No one scoffed and everyone was in equal allowance to give each other a chance to speak. It reminded me of the beauty of this election and every other one. The original intention of creating a democratic society was so that each person had a chance to be heard and support whomever they want to support. And the citizens of Mountlake Terrace got it right. My civic pride could not have been bigger.
Once all the voices were heard, it was time for a final vote and tally. In this instance, because we had the room (most groups simply voted by a show of hands), if you were voting for Candidate A, you moved to the left side of the room. If you were voting for Candidate B, you moved to the right.
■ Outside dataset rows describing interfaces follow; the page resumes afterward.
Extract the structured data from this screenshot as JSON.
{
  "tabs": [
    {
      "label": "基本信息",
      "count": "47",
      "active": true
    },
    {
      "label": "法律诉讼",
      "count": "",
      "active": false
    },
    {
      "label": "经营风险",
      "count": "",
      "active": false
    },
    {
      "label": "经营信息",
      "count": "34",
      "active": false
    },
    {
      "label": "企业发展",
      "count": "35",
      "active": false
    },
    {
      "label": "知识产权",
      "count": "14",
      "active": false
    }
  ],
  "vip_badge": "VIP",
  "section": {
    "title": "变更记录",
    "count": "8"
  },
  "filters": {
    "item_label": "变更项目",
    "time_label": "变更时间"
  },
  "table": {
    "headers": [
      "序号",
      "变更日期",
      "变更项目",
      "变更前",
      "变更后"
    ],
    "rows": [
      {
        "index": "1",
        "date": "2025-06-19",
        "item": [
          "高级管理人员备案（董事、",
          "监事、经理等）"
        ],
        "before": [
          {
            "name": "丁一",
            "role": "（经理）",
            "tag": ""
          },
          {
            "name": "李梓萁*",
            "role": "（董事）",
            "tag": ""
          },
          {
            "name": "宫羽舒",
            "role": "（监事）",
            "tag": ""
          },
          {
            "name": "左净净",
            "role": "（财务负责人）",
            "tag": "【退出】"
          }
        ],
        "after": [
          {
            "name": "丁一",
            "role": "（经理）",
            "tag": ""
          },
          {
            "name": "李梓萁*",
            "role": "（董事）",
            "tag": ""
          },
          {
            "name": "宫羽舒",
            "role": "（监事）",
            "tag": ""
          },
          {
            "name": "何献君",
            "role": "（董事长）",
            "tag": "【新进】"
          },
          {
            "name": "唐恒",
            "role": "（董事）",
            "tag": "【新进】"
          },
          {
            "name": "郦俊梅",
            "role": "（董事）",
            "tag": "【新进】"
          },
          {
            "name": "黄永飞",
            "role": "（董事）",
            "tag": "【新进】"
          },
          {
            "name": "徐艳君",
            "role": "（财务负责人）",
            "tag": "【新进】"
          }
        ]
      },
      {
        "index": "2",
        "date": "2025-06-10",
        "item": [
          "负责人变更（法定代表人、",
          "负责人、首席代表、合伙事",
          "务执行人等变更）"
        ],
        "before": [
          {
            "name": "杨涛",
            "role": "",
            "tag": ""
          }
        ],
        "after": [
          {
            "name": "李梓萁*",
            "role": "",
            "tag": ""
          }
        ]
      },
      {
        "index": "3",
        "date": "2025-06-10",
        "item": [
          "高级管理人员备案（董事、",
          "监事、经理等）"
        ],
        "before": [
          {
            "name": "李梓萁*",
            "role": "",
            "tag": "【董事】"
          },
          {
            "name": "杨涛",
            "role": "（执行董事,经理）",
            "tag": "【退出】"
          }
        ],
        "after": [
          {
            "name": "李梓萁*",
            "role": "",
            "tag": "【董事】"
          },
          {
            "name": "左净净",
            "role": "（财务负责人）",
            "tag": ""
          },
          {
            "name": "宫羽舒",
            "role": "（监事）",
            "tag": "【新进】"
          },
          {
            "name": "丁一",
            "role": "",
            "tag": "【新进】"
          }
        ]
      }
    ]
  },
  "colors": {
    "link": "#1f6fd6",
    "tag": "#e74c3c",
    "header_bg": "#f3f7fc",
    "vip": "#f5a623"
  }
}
And any uncommitted voters could remain so and that would be counted to. By the end, only one person’s mind had been changed from uncommitted to a particular candidate. The tally was taken, written onto the final forms, and delegates were chosen for the next round to be held in a few weeks’ time. Each delegate is asked to honor the vote and tally by delegating what the people have asked for. This process continues for several months until the presidential nomination of the party completes the cycle.
What I found is that many people are concerned for their future, but also want to be a part of that change. They are showing pride in their community, as well as respecting another’s views. Some were highly passionate about what they felt and had delved deeply into everything, while others just wanted to cast their vote quietly, still being heard. It was an amazing process. Not only was it a chance to be a part of choices and change for our entire country, but it was a chance to connect to community that I live in every single day.
Regardless of whether or not your vote wins the election the way you want it to, it does matter. It matters because you express your views, voice your opinion, and share your vote with millions of others doing the same thing. It becomes the voice of many, not just one, regardless of what is being said. And, without those voices, the voices of the many, the words fall on deaf ears, never getting heard. As I said in the beginning, I have always been an active voter and an activist for many things, including freedom and the right to be heard–but, what I learned is that being an active voter on a small scale makes the large scale more resonant. You meet the people that whatever changes come affects. You connect with your neighbors in ways that you may not have before, and you get to see the faces of people who want the same change you do.
Every reason why I continue to participate. When you see those faces, you realize it’s not just about you and yours — it’s about all of us, each and every one.
—Story and photos by Michelle L. Hankes
Michelle L. Hankes is a local writer, reader and avid fan of all things joyful. She has authored three books about nature, metaphysics, and spirituality and has written articles and poetry for several publications. By grace and funny circumstances, she has lived happily in pretty and peaceful Mountlake Terrace for nearly two decades. For more information, visit www.MichelleHankes.com.